Dataset rows for apps and sites:
++++++++

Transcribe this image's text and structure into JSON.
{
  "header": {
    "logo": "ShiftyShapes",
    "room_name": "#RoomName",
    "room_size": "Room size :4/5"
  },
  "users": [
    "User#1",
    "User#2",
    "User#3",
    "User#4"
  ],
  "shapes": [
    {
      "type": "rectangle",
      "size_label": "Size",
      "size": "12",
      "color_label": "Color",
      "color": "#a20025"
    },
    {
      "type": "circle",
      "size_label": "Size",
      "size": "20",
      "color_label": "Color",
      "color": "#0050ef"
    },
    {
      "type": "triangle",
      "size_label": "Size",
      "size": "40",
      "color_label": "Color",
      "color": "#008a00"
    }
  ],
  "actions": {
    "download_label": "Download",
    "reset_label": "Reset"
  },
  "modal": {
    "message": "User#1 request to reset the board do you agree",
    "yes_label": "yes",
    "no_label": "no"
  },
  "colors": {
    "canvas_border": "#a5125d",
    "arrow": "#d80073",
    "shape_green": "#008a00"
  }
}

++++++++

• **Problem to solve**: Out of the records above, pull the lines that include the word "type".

• **Your response**:
      "type": "rectangle",
      "type": "circle",
      "type": "triangle",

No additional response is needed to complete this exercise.